The producer mostly. They’re the lynchpin between production and the agency really. Obviously all HODs are important too and I like to give them as big a canvas to express the ideas as possible.
What type of work are you most passionate about - is there a particular genre or subject matter or style you are most drawn to?
My background is narrative cinema and theatre so that’s where my heart lies. I found my way to advertising slowly. Only picking the jobs where I thought my particular skills would bring a new dimension. But I’ve now done a number of good size commercials and brand films which taught me new ways of working. If I’m drawn to anything it’s something that has rich visual potential and an element of performance.
What misconception about you or your work do you most often encounter and why is it wrong?
I think a lot of directors get frustrated by being ruled out of jobs because they don’t have a certain reel. There are people who are out there who want and like to specialise and that’s great. But I’d like to see more openness to working with directors who might bring a fresh approach to a certain genre.
What’s the craziest problem you’ve come across in the course of a production – and how did you solve it?
Making a Christmas campaign during a pandemic where there were too many things to navigate to name just one. Every production will have issues. I think you just have to be pragmatic and creatively awake at all times to be able to solve them.
How do you strike the balance between being open/collaborative with the agency and brand client while also protecting the idea?
I think having no ego helps. You want both the client and agency to be happy with the finished product. My job is to raise the bar creatively and navigate our way through any problems. I’ve had no complaints so far!

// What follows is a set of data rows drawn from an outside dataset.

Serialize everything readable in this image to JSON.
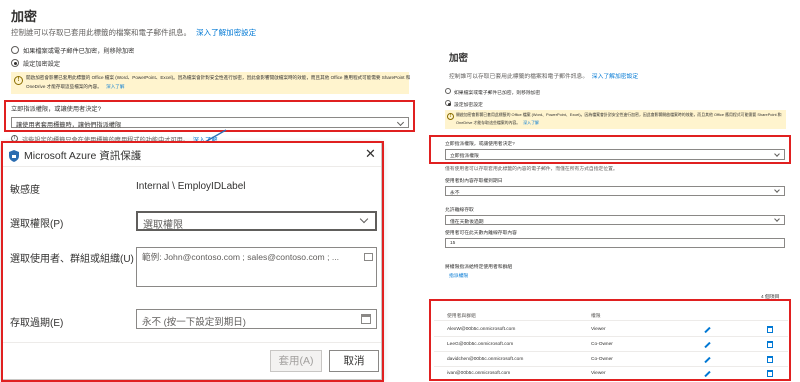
{
  "left": {
    "title": "加密",
    "description": "控制誰可以存取已套用此標籤的檔案和電子郵件訊息。",
    "description_link": "深入了解加密設定",
    "radio_remove": "如果檔案或電子郵件已加密，則移除加密",
    "radio_configure": "設定加密設定",
    "warn_text_1": "開啟加密會影響已套用此標籤的 Office 檔案 (Word、PowerPoint、Excel)。因為檔案會針對安全性進行加密，因此會影響開啟檔案時的效能，而且其他 Office 應用程式可能需要 SharePoint 和",
    "warn_text_2": "OneDrive 才能存取這些檔案的內容。",
    "warn_link": "深入了解",
    "assign_label": "立即指派權限，或讓使用者決定?",
    "assign_value": "讓使用者套用標籤時，讓他們指派權限",
    "info_text": "這些設定的標籤只會在使用標籤的應用程式的功能中才可用。",
    "info_link": "深入了解"
  },
  "dialog": {
    "title": "Microsoft Azure 資訊保護",
    "sensitivity_label": "敏感度",
    "sensitivity_value": "Internal \\ EmployIDLabel",
    "permission_label": "選取權限(P)",
    "permission_value": "選取權限",
    "users_label": "選取使用者、群組或組織(U)",
    "users_placeholder": "範例: John@contoso.com ; sales@contoso.com ; ...",
    "expiry_label": "存取過期(E)",
    "expiry_placeholder": "永不 (按一下設定到期日)",
    "apply_label": "套用(A)",
    "cancel_label": "取消"
  },
  "right": {
    "title": "加密",
    "description": "控制誰可以存取已套用此標籤的檔案和電子郵件訊息。",
    "description_link": "深入了解加密設定",
    "radio_remove": "如果檔案或電子郵件已加密，則移除加密",
    "radio_configure": "設定加密設定",
    "warn_text_1": "開啟加密會影響已套用此標籤的 Office 檔案 (Word、PowerPoint、Excel)。因為檔案會針對安全性進行加密，因此會影響開啟檔案時的效能，而且其他 Office 應用程式可能需要 SharePoint 和",
    "warn_text_2": "OneDrive 才能存取這些檔案的內容。",
    "warn_link": "深入了解",
    "assign_label": "立即指派權限，或讓使用者決定?",
    "assign_value": "立即指派權限",
    "assign_hint": "僅有使用者可以存取套用此標籤的內容的電子郵件，而僅在所有方式自指定位置。",
    "expire_label": "使用者對內容存取權到期日",
    "expire_value": "永不",
    "offline_label": "允許離線存取",
    "offline_value": "僅在天數後過期",
    "offline_days_label": "使用者可在此天數內離線存取內容",
    "offline_days_value": "15",
    "assign_perm_label": "將權限指派給特定使用者和群組",
    "assign_perm_link": "指派權限",
    "count_text": "4 個項目",
    "col_user": "使用者與群組",
    "col_perm": "權限",
    "rows": [
      {
        "user": "AlexW@00b5c.onmicrosoft.com",
        "perm": "Viewer"
      },
      {
        "user": "LeeG@00b5c.onmicrosoft.com",
        "perm": "Co-Owner"
      },
      {
        "user": "davidchen@00b5c.onmicrosoft.com",
        "perm": "Co-Owner"
      },
      {
        "user": "ivan@00b5c.onmicrosoft.com",
        "perm": "Viewer"
      }
    ]
  },
  "colors": {
    "highlight": "#e02020",
    "link": "#0078d4",
    "warning_bg": "#fff4ce"
  }
}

What are your thoughts on opening up the production world to a more diverse pool of talent? Are you open to mentoring and apprenticeships on set?
There’s always room for new talent, every industry needs it no matter the background of the person. I’m all for apprenticeships as long as the apprentice is getting real training and is not just being used as cheap labour. Mentoring is great. I’ve been on the receiving end and given it in the past. Just not sure ‘on set’ is the place. I wouldn’t find the time to give it the time it deserves.
How do you feel the pandemic is going to influence the way you work into the longer term? Have you picked up new habits that you feel will stick around for a long time?
I think people will become more conscious of health and working habits. It’s been an eye opener for everyone I’m sure.
Your work is now presented in so many different formats - to what extent do you keep each in mind while you're working (and, equally, to what degree is it possible to do so)?
I tend to always think ‘cinema’ no matter what the size screen it ends up being viewed on. That’s my background and passion. But we are more and more having to consider how to maximise and adapt things for social in commercials. It’s part of life now and It presents great opportunities for different kinds of storytelling. So we better get used to it and have fun with it.
What’s your relationship with new technology and, if at all, how do you incorporate future-facing tech into your work (e.g. virtual production, interactive storytelling, AI/ data-driven visuals etc)?
I’ve not come across too many briefs where it’s been necessary to be honest. I’ve seen some really fantastic pieces of work in those areas and I’ll always keep an open mind. The story is king in my book - crack that and whatever the delivery method, it’ll translate.
Which pieces of work do you feel really show off what you do best?